What is required
Copy all the lines of the data that include the word "title".

◆ ◆ ◆ ◆

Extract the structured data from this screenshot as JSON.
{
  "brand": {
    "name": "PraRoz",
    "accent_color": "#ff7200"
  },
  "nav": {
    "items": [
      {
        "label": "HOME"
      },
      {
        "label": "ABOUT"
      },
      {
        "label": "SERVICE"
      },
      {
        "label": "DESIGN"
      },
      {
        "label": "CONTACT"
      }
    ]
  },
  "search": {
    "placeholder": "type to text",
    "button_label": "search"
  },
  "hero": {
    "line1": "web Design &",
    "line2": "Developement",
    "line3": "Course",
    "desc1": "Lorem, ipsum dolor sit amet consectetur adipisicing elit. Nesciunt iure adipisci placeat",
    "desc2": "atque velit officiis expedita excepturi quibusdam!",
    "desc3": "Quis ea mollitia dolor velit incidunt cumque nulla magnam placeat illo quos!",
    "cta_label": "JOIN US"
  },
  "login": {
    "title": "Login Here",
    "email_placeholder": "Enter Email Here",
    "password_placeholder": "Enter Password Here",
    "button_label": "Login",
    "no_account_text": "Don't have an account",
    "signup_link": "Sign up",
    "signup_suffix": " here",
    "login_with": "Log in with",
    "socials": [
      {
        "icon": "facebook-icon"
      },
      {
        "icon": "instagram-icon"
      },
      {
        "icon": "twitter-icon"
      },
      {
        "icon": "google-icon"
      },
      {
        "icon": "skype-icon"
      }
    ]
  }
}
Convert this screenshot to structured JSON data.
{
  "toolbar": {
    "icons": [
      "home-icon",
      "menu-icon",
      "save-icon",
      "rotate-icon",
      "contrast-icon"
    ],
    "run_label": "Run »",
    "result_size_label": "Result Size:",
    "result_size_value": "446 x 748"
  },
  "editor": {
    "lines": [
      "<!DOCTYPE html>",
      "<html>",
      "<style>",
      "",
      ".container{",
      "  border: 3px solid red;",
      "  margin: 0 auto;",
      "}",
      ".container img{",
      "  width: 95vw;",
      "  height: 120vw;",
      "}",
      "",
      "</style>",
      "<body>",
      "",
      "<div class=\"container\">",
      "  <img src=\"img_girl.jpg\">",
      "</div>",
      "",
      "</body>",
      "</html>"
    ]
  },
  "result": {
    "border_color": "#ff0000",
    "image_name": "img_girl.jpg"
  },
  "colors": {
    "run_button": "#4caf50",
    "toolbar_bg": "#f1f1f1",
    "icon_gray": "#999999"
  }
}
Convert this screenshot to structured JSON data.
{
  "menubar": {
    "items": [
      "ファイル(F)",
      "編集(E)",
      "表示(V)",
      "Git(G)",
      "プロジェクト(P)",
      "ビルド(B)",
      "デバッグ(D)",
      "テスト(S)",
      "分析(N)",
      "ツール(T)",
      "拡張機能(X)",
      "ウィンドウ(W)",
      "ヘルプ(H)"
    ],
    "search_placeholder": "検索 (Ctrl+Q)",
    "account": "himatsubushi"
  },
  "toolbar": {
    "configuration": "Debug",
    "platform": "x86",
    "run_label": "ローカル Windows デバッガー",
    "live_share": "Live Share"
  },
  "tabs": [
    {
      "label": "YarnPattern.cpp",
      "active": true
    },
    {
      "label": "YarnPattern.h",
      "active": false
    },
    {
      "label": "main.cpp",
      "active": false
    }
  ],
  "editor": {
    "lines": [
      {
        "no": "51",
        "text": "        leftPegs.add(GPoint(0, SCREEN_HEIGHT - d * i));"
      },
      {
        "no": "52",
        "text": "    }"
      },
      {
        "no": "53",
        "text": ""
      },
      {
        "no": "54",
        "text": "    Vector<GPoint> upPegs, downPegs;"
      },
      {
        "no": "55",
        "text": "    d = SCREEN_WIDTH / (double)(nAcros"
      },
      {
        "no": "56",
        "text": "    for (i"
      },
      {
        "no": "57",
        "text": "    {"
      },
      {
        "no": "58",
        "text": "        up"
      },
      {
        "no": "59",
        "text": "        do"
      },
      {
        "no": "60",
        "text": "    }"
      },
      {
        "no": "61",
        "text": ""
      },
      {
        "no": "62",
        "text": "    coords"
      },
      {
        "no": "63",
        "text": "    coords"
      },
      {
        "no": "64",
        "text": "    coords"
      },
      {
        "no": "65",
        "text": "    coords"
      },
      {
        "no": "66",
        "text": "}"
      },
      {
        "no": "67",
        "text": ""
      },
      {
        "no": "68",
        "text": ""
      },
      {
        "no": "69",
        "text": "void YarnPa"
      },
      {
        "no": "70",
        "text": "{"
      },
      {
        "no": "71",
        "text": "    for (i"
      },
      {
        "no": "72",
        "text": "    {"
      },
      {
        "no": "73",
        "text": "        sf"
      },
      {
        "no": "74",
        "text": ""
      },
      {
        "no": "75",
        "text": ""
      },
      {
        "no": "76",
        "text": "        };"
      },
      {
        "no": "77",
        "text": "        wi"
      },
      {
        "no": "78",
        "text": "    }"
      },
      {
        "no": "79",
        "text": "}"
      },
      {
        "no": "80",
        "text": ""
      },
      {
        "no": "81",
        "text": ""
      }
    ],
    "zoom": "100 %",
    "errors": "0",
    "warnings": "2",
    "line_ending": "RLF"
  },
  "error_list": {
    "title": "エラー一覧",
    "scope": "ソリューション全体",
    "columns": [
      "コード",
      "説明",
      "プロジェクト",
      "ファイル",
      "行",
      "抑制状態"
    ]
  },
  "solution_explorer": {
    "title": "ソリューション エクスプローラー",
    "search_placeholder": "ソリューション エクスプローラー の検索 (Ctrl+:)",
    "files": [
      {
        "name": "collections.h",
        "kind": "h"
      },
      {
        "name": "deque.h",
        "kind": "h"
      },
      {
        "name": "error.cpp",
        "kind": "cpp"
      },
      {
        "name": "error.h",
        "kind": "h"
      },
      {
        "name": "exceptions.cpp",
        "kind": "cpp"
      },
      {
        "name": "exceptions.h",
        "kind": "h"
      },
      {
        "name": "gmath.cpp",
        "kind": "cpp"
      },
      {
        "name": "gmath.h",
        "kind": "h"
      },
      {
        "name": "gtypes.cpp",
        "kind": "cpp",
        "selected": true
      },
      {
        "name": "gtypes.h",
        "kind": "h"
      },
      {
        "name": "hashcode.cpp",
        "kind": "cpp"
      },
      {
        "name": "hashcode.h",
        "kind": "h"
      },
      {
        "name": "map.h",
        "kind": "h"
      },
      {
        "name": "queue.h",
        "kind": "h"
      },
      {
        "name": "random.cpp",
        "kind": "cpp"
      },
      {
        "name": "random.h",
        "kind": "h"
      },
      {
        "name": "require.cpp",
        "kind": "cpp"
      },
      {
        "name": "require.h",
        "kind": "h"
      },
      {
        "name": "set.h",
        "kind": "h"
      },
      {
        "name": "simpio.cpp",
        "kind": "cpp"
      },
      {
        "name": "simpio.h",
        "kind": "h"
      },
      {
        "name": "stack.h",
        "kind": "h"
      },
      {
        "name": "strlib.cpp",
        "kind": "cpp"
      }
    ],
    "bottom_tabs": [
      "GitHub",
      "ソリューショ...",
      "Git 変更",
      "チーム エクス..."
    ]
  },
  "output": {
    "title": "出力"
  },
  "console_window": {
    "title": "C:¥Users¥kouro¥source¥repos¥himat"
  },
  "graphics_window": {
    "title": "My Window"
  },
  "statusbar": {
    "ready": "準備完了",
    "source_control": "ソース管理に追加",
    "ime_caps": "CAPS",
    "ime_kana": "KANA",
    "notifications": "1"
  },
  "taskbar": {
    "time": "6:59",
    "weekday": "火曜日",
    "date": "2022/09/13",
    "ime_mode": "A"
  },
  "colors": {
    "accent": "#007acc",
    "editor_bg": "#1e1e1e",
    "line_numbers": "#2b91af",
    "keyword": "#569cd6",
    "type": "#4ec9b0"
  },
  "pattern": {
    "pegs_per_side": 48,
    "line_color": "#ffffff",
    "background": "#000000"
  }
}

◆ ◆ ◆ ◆

Response below
    "title": "Login Here",
    "title": "エラー一覧",
    "title": "ソリューション エクスプローラー",
    "title": "出力"
    "title": "C:¥Users¥kouro¥source¥repos¥himat"
    "title": "My Window"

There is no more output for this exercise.